*Task directions*: Line by line, retype the whole listing exactly.
[Start of Attachment]
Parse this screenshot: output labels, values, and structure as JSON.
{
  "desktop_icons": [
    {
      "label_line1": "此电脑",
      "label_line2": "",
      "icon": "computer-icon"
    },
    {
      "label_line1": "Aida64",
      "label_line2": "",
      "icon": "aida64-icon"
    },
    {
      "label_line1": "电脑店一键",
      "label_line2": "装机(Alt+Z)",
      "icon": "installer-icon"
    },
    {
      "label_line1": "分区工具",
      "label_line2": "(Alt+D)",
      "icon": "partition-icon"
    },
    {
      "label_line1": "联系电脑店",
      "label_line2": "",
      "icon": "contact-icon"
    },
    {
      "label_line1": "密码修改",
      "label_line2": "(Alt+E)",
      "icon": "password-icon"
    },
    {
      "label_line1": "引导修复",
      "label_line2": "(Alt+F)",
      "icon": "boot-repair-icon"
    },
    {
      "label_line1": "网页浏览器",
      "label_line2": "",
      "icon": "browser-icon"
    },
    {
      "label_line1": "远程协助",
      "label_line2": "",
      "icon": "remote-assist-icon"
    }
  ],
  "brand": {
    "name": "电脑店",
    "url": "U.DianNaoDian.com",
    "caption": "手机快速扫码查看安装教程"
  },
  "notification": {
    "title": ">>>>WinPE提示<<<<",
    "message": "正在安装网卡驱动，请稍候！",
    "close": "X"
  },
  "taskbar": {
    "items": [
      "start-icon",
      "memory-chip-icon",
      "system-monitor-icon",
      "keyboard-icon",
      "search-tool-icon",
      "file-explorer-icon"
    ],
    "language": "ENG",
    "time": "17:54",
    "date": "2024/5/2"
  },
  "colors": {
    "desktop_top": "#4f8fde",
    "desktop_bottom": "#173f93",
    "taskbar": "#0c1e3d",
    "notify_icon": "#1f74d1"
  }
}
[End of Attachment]
*Reply*:
Parse this screenshot: output labels, values, and structure as JSON.
{
  "desktop_icons": [
    {
      "label_line1": "此电脑",
      "label_line2": "",
      "icon": "computer-icon"
    },
    {
      "label_line1": "Aida64",
      "label_line2": "",
      "icon": "aida64-icon"
    },
    {
      "label_line1": "电脑店一键",
      "label_line2": "装机(Alt+Z)",
      "icon": "installer-icon"
    },
    {
      "label_line1": "分区工具",
      "label_line2": "(Alt+D)",
      "icon": "partition-icon"
    },
    {
      "label_line1": "联系电脑店",
      "label_line2": "",
      "icon": "contact-icon"
    },
    {
      "label_line1": "密码修改",
      "label_line2": "(Alt+E)",
      "icon": "password-icon"
    },
    {
      "label_line1": "引导修复",
      "label_line2": "(Alt+F)",
      "icon": "boot-repair-icon"
    },
    {
      "label_line1": "网页浏览器",
      "label_line2": "",
      "icon": "browser-icon"
    },
    {
      "label_line1": "远程协助",
      "label_line2": "",
      "icon": "remote-assist-icon"
    }
  ],
  "brand": {
    "name": "电脑店",
    "url": "U.DianNaoDian.com",
    "caption": "手机快速扫码查看安装教程"
  },
  "notification": {
    "title": ">>>>WinPE提示<<<<",
    "message": "正在安装网卡驱动，请稍候！",
    "close": "X"
  },
  "taskbar": {
    "items": [
      "start-icon",
      "memory-chip-icon",
      "system-monitor-icon",
      "keyboard-icon",
      "search-tool-icon",
      "file-explorer-icon"
    ],
    "language": "ENG",
    "time": "17:54",
    "date": "2024/5/2"
  },
  "colors": {
    "desktop_top": "#4f8fde",
    "desktop_bottom": "#173f93",
    "taskbar": "#0c1e3d",
    "notify_icon": "#1f74d1"
  }
}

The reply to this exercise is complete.